Prostatic urothelial carcinoma is a rare disease. Medical misdiagnosis rates remain high because there are no specific clinical symptoms or imaging features, which decreases patient survival. We report a case of prostatic urethral cancer confirmed by transrectal ultrasound-guided prostate biopsy because of an abnormal digital rectal exam.
A 55-year-old man was referred to our hospital due to lower urinary tract symptoms that lasted for 5 years.

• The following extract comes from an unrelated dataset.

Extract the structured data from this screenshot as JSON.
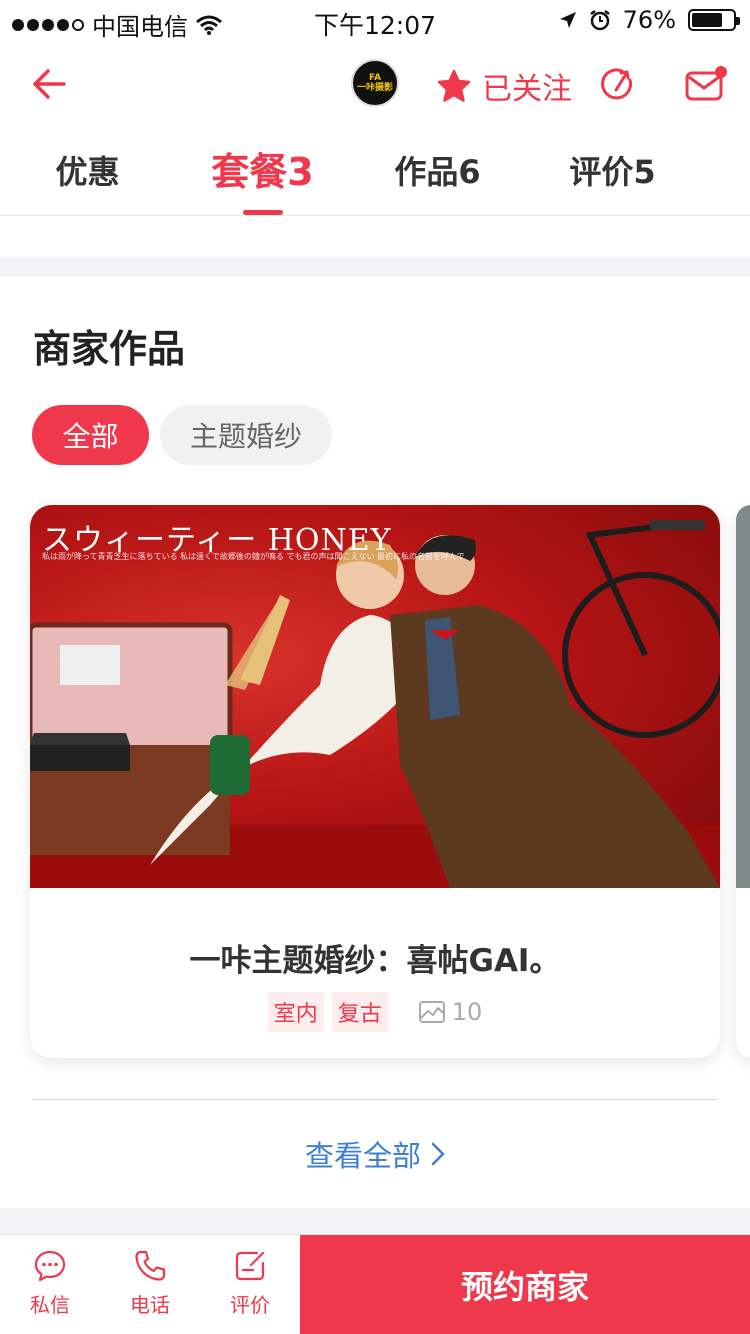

On digital rectal examination, a hard and enlarged prostate was detected. Computed tomography, bone scintigraphy, and magnetic resonance imaging indicated benign prostatic hyperplasia. The patient underwent transrectal ultrasound-guided prostate biopsy. From the histopathological examination and immunohistochemical markers, a diagnosis of high-grade prostatic urothelial carcinoma was made. We excluded the possibility of urothelial cancer originating in the bladder lining after transurethral resection of the bladder. Radical cystoprostatectomy was performed, followed by 6 cycles of cisplatin and gemcitabine chemotherapy. Postoperative pathology showed primary urothelial carcinoma of the prostate.
The patient recovered smoothly after surgery. After a 6-month follow-up, no evidence of local recurrence or metastatic disease was found.

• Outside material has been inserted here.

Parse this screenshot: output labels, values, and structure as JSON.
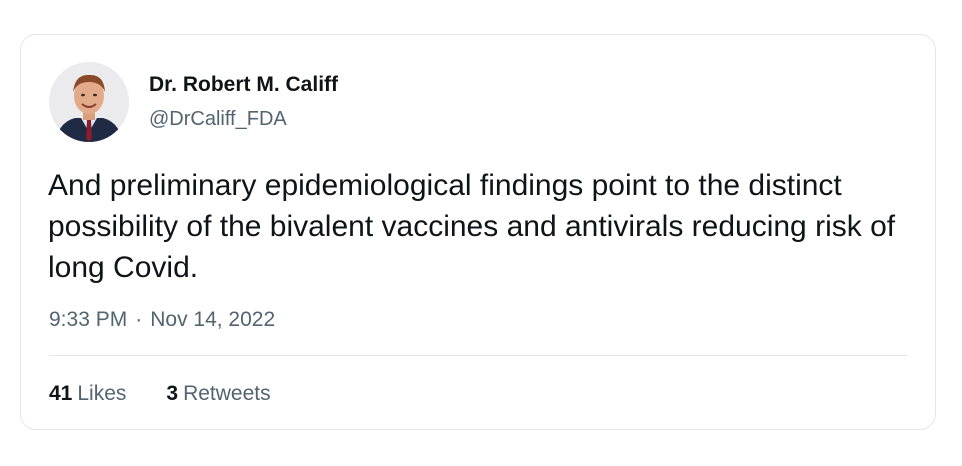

This case reminds clinicians that, for middle-aged men with suspicious digital rectal examinations, a diagnosis of prostatic urothelial carcinoma should be considered. Initial radical surgery followed by combination chemotherapy is suggested for therapeutic management.
Medicine. 2019 Jan [Epub]
Jun Zhou, Cheng Yang, Zhaoxiang Lu, Li Zhang, Yu Yin, Sheng Tai, Chaozhao Liang
Department of Urology, The First Affiliated Hospital of Anhui Medical University.